What didn’t work

“I didn’t really veer away from my 9-5 hours. Perhaps that is what works for me, but I couldn’t get out of that mind set.”

“I didn’t get everything completed on my list.”

“A lot of what I do still relies on emails back and forth from externals or internals – how smoothly or quickly this goes impacts the speed and focus of the task. Two tasks I had down didn’t get done due to lack of or slow response from others.”

“I worked mostly usual office hours. If that’s what works for us then that’s fine. I think the point of it isn’t to say don’t work usual hours, but that the more we think of measuring our work by the outcomes we achieve rather than the hours we work, the better. It’s about measuring quality rather than quantity.”
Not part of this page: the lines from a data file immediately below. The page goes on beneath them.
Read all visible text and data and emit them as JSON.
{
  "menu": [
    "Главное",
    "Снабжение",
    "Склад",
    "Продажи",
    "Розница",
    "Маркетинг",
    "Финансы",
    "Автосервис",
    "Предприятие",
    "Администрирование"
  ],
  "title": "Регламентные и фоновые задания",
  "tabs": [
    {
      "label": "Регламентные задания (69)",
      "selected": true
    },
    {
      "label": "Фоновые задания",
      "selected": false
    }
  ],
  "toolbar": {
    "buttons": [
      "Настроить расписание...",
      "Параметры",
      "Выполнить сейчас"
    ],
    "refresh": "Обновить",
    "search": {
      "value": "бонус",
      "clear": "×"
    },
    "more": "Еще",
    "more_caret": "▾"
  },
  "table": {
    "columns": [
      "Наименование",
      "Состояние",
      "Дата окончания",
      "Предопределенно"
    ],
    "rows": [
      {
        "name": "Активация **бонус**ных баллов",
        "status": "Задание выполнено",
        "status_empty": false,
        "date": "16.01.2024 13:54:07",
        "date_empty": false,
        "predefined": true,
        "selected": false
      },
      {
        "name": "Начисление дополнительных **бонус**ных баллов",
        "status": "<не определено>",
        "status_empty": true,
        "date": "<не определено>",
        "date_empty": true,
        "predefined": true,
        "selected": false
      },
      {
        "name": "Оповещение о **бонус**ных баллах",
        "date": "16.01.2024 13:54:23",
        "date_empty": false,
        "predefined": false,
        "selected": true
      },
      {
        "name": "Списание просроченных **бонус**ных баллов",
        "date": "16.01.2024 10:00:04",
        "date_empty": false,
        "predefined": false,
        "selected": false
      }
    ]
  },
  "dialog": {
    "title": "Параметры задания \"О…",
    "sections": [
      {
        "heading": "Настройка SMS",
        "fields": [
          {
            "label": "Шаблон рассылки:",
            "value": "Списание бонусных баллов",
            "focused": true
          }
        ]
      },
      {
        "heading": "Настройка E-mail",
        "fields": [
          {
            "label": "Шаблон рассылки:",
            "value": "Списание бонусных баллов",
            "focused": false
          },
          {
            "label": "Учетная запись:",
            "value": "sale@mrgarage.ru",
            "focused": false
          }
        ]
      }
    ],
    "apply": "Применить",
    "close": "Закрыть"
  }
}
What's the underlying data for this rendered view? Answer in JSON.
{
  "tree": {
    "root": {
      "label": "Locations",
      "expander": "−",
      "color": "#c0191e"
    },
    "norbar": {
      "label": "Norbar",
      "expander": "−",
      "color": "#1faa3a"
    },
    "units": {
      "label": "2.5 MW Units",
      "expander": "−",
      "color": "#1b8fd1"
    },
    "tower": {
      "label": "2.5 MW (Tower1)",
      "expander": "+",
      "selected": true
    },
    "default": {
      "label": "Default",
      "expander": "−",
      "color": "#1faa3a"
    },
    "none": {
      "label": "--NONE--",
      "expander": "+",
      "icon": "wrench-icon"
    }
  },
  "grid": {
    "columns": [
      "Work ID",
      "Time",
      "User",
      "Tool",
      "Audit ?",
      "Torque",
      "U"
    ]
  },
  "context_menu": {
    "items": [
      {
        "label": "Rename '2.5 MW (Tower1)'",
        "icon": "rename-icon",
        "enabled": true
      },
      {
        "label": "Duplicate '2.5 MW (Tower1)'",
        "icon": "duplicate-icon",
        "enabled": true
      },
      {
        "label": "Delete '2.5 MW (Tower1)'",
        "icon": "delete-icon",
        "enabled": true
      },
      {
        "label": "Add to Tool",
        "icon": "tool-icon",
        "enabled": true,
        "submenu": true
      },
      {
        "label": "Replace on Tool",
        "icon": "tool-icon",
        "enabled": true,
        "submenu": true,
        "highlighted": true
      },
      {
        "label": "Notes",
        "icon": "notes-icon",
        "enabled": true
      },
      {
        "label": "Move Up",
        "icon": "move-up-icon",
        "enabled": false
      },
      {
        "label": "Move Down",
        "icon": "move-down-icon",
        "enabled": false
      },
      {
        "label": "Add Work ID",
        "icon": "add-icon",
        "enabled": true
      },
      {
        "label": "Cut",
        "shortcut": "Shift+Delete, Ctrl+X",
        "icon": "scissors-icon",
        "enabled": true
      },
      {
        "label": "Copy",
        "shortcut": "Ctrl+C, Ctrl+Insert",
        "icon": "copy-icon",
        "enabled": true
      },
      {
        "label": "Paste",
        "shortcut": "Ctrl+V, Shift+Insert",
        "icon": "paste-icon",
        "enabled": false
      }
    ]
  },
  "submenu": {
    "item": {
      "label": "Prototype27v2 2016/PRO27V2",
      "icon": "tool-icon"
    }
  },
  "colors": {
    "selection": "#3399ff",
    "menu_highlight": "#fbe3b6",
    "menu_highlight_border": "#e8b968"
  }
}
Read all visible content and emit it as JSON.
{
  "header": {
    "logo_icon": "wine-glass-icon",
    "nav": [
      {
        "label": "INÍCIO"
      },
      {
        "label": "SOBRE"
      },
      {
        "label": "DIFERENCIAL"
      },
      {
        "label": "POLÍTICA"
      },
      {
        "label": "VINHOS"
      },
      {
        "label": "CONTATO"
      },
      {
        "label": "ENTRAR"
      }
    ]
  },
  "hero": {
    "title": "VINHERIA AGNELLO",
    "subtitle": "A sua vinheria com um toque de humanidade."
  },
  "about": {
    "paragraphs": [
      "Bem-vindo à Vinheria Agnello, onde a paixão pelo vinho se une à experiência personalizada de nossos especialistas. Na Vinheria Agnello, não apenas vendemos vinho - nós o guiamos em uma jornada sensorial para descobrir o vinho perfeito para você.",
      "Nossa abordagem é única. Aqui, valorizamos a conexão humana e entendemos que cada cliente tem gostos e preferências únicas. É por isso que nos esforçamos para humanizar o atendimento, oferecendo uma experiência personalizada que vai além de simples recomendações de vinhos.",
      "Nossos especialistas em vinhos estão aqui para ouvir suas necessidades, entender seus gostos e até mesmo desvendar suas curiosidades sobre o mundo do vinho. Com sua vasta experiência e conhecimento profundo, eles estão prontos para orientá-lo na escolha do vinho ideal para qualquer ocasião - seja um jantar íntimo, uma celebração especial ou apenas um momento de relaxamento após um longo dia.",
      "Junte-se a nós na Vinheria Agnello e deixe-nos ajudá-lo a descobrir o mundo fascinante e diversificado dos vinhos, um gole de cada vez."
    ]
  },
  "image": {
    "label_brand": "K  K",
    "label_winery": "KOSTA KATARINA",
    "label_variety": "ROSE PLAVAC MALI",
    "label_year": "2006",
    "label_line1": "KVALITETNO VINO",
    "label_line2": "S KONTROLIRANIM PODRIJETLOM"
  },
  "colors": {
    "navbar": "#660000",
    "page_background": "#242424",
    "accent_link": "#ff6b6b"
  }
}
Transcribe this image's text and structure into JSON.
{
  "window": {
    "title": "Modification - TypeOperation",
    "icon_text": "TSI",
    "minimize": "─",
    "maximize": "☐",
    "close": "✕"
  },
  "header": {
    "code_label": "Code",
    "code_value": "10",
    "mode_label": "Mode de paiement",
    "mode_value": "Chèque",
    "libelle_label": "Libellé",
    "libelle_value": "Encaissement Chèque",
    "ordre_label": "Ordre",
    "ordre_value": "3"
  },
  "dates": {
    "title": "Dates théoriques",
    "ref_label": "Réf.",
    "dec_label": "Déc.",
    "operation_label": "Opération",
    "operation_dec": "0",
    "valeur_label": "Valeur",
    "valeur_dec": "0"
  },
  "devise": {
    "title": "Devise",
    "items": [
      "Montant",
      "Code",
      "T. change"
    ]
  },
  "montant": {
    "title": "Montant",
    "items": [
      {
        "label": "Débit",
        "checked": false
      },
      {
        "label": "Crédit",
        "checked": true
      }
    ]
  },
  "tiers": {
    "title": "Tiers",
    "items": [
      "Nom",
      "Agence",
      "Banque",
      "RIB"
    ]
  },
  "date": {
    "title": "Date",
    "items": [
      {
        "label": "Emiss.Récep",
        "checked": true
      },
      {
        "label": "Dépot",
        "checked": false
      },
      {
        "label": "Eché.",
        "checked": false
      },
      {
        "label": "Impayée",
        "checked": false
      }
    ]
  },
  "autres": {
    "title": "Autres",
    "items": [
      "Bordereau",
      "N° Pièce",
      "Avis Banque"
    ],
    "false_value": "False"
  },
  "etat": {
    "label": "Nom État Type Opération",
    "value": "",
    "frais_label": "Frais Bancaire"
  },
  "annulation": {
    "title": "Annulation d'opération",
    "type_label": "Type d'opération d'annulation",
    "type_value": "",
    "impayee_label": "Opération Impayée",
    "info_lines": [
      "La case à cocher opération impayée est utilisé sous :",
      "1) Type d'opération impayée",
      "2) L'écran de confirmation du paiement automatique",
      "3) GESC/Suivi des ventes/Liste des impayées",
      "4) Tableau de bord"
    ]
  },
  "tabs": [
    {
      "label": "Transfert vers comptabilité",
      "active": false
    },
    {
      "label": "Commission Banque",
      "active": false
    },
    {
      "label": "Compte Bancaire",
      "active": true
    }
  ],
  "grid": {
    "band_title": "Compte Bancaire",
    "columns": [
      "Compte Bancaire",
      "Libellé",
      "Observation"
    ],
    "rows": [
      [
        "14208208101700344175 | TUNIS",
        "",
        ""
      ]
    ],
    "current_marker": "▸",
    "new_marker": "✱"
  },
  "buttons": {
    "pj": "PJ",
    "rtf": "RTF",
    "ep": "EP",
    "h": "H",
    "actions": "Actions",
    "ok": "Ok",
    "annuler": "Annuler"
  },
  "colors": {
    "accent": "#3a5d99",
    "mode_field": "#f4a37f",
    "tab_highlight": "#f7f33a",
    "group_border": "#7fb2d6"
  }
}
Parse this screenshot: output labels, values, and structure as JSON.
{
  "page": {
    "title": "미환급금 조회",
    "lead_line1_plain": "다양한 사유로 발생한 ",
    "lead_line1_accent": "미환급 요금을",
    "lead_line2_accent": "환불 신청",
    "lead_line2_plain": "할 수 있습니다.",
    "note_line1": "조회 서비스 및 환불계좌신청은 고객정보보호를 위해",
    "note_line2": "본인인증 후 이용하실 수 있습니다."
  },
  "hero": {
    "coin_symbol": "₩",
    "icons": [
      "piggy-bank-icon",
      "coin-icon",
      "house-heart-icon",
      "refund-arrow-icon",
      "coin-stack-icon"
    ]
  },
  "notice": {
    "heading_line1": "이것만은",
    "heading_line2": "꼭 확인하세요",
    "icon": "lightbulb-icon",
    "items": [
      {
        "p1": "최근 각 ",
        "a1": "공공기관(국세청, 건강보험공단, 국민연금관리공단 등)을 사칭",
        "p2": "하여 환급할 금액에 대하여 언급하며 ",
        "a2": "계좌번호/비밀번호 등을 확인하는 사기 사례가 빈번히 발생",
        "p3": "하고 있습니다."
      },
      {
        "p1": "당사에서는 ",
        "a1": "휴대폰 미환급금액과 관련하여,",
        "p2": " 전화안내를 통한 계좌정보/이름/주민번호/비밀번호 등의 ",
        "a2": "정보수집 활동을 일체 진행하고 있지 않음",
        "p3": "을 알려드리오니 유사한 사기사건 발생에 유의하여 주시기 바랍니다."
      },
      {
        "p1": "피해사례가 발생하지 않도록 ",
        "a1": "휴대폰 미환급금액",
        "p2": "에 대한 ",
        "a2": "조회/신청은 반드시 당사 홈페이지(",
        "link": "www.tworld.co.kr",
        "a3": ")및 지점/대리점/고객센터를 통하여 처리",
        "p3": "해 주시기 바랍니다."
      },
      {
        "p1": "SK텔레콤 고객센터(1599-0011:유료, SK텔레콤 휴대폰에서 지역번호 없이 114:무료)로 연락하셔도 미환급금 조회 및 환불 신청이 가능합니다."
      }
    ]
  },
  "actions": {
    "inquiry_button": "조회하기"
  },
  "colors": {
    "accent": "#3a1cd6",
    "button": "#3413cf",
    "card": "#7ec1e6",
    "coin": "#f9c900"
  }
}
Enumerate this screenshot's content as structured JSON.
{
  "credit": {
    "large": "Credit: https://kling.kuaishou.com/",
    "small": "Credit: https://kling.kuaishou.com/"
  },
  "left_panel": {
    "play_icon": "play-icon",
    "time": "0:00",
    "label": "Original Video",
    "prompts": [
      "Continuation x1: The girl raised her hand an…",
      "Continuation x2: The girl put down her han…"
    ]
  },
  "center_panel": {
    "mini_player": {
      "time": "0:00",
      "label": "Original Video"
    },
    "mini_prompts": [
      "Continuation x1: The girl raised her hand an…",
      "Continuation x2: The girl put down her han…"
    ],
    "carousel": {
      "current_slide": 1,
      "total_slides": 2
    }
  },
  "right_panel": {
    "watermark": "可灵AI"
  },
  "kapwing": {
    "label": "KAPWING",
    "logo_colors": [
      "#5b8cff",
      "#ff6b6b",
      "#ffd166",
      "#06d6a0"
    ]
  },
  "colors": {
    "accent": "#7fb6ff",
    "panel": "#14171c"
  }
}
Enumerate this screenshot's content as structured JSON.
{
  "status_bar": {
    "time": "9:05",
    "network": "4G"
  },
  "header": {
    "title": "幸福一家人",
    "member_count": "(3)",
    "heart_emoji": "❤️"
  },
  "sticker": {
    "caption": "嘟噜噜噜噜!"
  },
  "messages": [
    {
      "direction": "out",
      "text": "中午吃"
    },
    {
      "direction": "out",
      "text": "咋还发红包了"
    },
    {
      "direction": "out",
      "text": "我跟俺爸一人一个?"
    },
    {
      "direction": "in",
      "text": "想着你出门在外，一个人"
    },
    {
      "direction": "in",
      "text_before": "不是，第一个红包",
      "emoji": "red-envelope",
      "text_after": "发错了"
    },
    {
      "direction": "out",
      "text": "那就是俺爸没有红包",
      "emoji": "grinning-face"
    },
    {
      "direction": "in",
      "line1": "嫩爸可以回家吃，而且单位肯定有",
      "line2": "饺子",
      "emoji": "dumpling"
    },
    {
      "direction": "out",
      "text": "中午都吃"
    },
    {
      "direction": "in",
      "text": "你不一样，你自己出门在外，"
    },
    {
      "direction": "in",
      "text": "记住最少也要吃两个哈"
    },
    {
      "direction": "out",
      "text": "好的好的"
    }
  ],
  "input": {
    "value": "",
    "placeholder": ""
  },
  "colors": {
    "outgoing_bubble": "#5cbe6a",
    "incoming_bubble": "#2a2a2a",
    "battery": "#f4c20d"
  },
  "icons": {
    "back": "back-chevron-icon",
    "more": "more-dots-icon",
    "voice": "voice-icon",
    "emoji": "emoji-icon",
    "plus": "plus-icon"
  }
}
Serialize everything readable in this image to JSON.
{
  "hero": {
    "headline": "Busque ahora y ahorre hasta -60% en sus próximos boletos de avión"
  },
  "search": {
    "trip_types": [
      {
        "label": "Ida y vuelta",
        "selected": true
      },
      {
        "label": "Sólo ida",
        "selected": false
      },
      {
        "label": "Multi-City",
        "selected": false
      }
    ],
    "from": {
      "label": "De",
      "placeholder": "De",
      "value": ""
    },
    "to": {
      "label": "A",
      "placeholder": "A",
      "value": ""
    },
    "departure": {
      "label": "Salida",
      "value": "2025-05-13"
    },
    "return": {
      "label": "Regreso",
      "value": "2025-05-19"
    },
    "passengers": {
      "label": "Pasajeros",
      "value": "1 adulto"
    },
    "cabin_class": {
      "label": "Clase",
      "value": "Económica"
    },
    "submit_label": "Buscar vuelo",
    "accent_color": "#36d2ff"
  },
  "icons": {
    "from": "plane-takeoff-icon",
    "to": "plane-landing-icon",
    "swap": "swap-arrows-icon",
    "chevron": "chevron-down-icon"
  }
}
“I think I’d like to try working outside of office as then I wouldn’t get so distracted by emails. Even if it was working the standard seven hours a day, starting at 4pm to handle emails for the day and then working on something bigger till 11pm.”

“Can’t say that the work I did had any impact, so perhaps I chose the wrong things to focus on.”

Biggest distractions

“For me these were customer service enquiries and things from other teams that needed to be actioned. Both took me away from what I was working on at various points throughout the week and both I couldn’t really leave for the following week.

“Due to the nature of the job, responses to emails can still distract me as I am used to having to deal with emails very quickly. I find it really, really hard to ignore them, especially if I know I can answer them or help.”

“Many emails felt like they had to answered right away. I’m not sure how to ever get away from this, other than perhaps more notice to people the week before rather than just OOO emails (Although I still maintain that nothing bad happens when we’re on leave for a week).”

Other questions to think about…

How did it feel? Was it uncomfortable in any way or did it feel better than usual working?

Would you do it again? Should it become a usual way of working?

What else or different would you do to work in a more focused way? Should we run different experiments to find other ways to work in a more focused way?

What we learned

We can most definitely achieve bigger and better things by working in this way.

Saying that we were going to work in a different, more focused way helped us to do so. Being out of the office and having OOO emails on helped, but making the conscious effort to be focused had the biggest effect.

Being more disciplined with ourselves to choose work that was self-contained and could be completed within the given focus period helped to achieve things.

Getting away from the usual working mindsets of 9 to 5 and answering emails is hard. It’s really drummed into us that this is how we should work.

The future

In the near future we need to decide whether to make this way of working (four focus days every two weeks) a part of our usual working practice.

If we do move away from the 9 to 5 I hope the team gets better at listening to their minds and bodies about when and how to work, rather than looking at the clock, but we’ll need to make sure the team don’t overwork.

Even if we continue to work office hours, four days of focused-working every two weeks will help us achieve better outcomes and make the team more autonomous.

In the longer-term future, this is about moving away from ‘command and control’ management to ‘decentralised, distributed, and diverse’ leadership.

What does the team of the future look like?

They’ll be diverse by default, and without even thinking about it as they’ll all be from different places, different backgrounds, different skills, different ages, etc., just like their customers

They’ll be motivated by achieving outcomes and making a difference rather than being incentivised to look busy and fill hours.

They’ll be self-organising and self-managing, choosing distributed and decentralised leadership over command and control management.

They’ll optimise for consumption rather optimising for production, and they’ll do the hard work to make things easy for their customers over making things convenient for themselves.

They’ll forego fixed process that everyone follows without any opportunity to change for shared knowledge among intelligent people who make good decisions in a safe-to-fail environment where everyone learns, adapts and improves.

I want to work with that team.